◆ EXERCISE
Using the material below, state how many of its lines contain the string "niucloud", with no other words.

◆ EXTRACTED ENTRIES

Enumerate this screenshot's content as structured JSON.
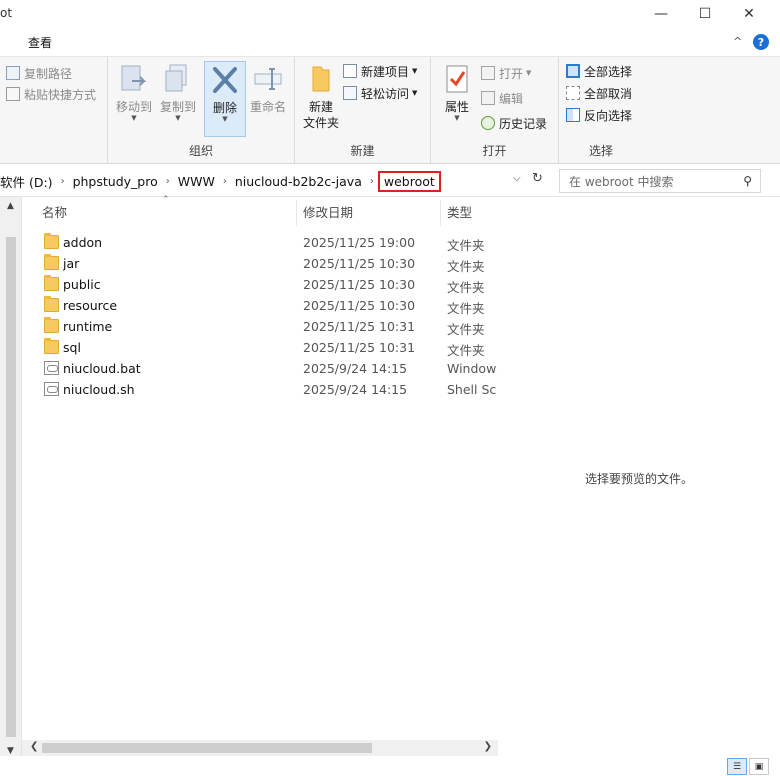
{
  "window": {
    "title_fragment": "ot",
    "minimize": "—",
    "maximize": "☐",
    "close": "✕"
  },
  "ribbon": {
    "active_tab": "查看",
    "collapse_glyph": "^",
    "help_glyph": "?",
    "clipboard": {
      "copy_path": "复制路径",
      "paste_shortcut": "粘贴快捷方式"
    },
    "organize": {
      "label": "组织",
      "move_to": "移动到",
      "copy_to": "复制到",
      "delete": "删除",
      "rename": "重命名"
    },
    "new": {
      "label": "新建",
      "new_folder": "新建\n文件夹",
      "new_item": "新建项目",
      "easy_access": "轻松访问"
    },
    "open": {
      "label": "打开",
      "properties": "属性",
      "open": "打开",
      "edit": "编辑",
      "history": "历史记录"
    },
    "select": {
      "label": "选择",
      "select_all": "全部选择",
      "select_none": "全部取消",
      "invert": "反向选择"
    }
  },
  "address": {
    "crumbs": [
      "软件 (D:)",
      "phpstudy_pro",
      "WWW",
      "niucloud-b2b2c-java"
    ],
    "current": "webroot",
    "separator": "›",
    "search_placeholder": "在 webroot 中搜索"
  },
  "filelist": {
    "columns": {
      "name": "名称",
      "date": "修改日期",
      "type": "类型"
    },
    "rows": [
      {
        "name": "addon",
        "date": "2025/11/25 19:00",
        "type": "文件夹",
        "icon": "folder-icon"
      },
      {
        "name": "jar",
        "date": "2025/11/25 10:30",
        "type": "文件夹",
        "icon": "folder-icon"
      },
      {
        "name": "public",
        "date": "2025/11/25 10:30",
        "type": "文件夹",
        "icon": "folder-icon"
      },
      {
        "name": "resource",
        "date": "2025/11/25 10:30",
        "type": "文件夹",
        "icon": "folder-icon"
      },
      {
        "name": "runtime",
        "date": "2025/11/25 10:31",
        "type": "文件夹",
        "icon": "folder-icon"
      },
      {
        "name": "sql",
        "date": "2025/11/25 10:31",
        "type": "文件夹",
        "icon": "folder-icon"
      },
      {
        "name": "niucloud.bat",
        "date": "2025/9/24 14:15",
        "type": "Windows",
        "icon": "script-icon"
      },
      {
        "name": "niucloud.sh",
        "date": "2025/9/24 14:15",
        "type": "Shell Scr",
        "icon": "script-icon"
      }
    ]
  },
  "preview": {
    "empty_text": "选择要预览的文件。"
  },
  "colors": {
    "highlight_border": "#e02020",
    "accent": "#1a6fd6"
  }
}
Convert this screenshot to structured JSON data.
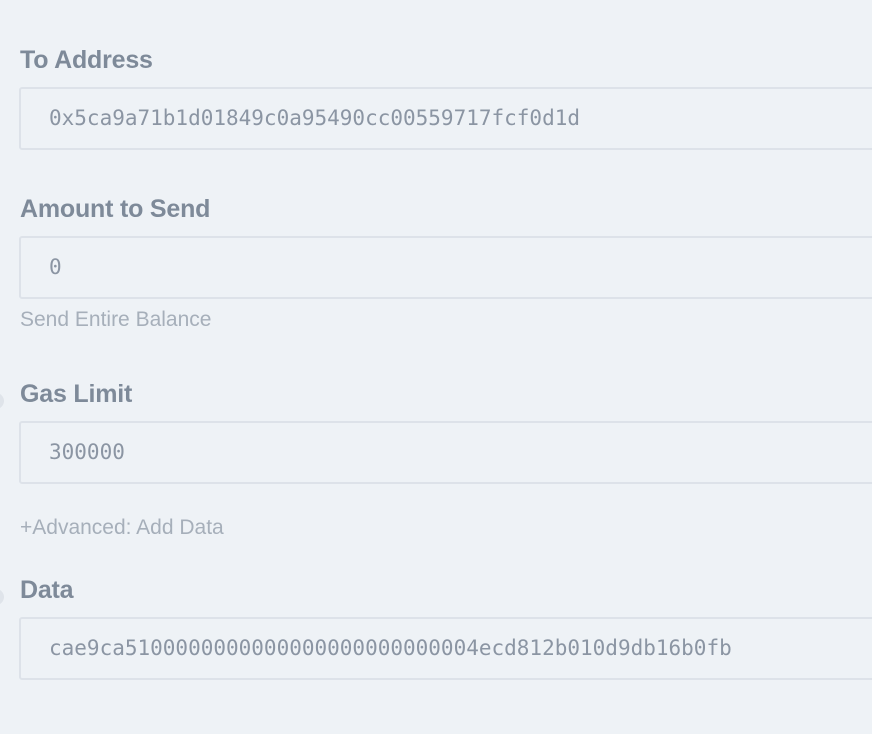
{
  "form": {
    "to_address": {
      "label": "To Address",
      "value": "0x5ca9a71b1d01849c0a95490cc00559717fcf0d1d"
    },
    "amount": {
      "label": "Amount to Send",
      "value": "0",
      "send_entire_balance": "Send Entire Balance"
    },
    "gas_limit": {
      "label": "Gas Limit",
      "value": "300000"
    },
    "advanced_link": "+Advanced: Add Data",
    "data": {
      "label": "Data",
      "value": "cae9ca5100000000000000000000000004ecd812b010d9db16b0fb"
    }
  },
  "colors": {
    "background": "#eef2f6",
    "label": "#7e8a99",
    "input_text": "#8b95a3",
    "link": "#a6afba",
    "border": "#dde2e9"
  }
}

◆ OUTPUT BELOW
3